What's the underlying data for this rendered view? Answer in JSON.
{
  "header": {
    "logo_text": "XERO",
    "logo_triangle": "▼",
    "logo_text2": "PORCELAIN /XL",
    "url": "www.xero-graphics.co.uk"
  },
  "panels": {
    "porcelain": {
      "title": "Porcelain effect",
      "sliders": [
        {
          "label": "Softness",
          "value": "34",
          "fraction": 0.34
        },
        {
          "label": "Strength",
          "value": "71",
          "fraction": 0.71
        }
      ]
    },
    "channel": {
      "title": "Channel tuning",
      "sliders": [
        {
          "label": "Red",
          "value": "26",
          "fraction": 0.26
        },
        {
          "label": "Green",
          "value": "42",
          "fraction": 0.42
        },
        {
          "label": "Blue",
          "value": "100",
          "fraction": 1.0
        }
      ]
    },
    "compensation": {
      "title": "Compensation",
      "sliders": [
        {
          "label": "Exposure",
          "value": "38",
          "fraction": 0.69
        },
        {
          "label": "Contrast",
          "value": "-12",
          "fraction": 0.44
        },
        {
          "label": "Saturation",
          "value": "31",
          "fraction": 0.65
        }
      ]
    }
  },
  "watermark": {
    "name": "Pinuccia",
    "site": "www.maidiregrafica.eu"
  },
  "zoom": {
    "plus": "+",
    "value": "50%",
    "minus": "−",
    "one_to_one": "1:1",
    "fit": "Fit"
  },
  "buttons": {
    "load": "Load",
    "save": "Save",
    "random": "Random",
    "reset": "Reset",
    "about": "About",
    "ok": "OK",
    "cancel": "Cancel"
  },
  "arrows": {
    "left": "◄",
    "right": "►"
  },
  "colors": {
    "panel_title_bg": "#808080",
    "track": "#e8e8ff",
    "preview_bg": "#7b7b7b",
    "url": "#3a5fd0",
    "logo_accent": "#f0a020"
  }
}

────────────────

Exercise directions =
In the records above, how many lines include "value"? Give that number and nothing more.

The answer =
9